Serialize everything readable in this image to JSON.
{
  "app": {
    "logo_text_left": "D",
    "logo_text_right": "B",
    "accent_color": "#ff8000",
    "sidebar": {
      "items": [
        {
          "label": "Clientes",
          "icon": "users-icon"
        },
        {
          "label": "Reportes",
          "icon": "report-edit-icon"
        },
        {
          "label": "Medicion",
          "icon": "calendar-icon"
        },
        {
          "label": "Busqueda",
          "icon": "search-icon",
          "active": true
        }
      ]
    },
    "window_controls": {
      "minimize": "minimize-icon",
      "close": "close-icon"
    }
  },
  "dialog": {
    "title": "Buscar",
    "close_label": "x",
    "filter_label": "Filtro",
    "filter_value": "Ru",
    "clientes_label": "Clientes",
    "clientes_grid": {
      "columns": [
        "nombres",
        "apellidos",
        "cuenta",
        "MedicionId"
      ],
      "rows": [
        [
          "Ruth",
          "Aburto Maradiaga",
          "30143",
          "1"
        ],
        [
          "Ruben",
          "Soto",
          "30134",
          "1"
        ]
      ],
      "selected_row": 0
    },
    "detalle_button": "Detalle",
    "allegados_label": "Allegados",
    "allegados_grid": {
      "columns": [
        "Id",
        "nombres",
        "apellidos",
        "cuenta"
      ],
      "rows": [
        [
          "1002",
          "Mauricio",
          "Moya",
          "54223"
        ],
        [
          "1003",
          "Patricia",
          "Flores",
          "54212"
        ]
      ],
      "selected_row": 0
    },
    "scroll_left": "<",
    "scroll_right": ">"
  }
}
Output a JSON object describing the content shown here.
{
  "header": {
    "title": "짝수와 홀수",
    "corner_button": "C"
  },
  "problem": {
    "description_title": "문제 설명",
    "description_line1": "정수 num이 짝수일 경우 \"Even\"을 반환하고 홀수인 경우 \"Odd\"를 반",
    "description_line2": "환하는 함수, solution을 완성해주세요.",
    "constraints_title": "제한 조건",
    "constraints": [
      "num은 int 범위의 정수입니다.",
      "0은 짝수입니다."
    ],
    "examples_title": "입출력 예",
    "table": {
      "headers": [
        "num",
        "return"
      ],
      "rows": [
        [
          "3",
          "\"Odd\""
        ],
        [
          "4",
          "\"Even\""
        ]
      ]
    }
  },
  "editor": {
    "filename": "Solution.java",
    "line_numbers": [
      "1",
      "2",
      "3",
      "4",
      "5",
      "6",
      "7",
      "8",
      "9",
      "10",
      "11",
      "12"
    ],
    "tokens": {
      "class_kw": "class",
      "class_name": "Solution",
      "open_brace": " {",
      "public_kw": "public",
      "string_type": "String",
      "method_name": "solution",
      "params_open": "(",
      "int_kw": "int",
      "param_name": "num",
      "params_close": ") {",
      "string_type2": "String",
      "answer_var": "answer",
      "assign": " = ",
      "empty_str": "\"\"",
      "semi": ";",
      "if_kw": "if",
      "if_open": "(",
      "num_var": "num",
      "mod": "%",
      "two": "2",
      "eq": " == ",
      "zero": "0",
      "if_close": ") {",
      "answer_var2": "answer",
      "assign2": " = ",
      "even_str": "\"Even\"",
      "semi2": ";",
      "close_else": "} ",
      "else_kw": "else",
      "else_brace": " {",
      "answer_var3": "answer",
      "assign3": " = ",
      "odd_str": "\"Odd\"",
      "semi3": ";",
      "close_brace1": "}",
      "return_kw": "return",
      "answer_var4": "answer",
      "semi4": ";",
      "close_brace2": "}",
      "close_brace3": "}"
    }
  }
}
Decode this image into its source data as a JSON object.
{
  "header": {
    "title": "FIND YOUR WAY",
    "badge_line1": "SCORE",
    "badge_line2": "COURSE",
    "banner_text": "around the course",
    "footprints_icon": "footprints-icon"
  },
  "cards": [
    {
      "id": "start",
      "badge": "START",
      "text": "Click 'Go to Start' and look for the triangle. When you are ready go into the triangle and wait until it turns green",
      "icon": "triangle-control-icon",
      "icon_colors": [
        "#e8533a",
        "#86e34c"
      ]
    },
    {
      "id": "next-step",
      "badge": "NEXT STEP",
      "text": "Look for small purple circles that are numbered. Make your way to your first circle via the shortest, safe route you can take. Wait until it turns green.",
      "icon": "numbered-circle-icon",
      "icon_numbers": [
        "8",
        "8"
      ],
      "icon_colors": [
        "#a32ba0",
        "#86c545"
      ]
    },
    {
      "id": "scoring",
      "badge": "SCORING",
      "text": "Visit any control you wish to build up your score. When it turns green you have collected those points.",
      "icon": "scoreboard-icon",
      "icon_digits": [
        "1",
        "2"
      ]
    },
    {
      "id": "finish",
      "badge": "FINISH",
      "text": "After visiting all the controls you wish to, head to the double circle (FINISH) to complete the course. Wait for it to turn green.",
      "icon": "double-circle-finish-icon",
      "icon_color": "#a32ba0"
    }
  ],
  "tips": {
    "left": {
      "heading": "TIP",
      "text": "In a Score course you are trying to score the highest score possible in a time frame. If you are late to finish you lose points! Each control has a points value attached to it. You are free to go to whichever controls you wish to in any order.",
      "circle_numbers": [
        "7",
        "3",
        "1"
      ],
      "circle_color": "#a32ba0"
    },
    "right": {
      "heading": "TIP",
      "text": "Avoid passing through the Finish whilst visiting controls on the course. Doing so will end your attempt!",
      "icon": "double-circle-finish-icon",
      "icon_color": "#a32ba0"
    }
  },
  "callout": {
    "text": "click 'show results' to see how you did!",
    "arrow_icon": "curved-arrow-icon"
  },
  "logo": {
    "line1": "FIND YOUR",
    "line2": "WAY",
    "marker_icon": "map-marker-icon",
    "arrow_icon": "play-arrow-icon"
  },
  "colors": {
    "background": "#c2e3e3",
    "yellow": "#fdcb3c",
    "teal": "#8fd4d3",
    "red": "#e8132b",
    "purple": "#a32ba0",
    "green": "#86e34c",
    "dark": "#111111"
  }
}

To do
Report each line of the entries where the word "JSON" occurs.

Reply
Serialize everything readable in this image to JSON.
Output a JSON object describing the content shown here.
Decode this image into its source data as a JSON object.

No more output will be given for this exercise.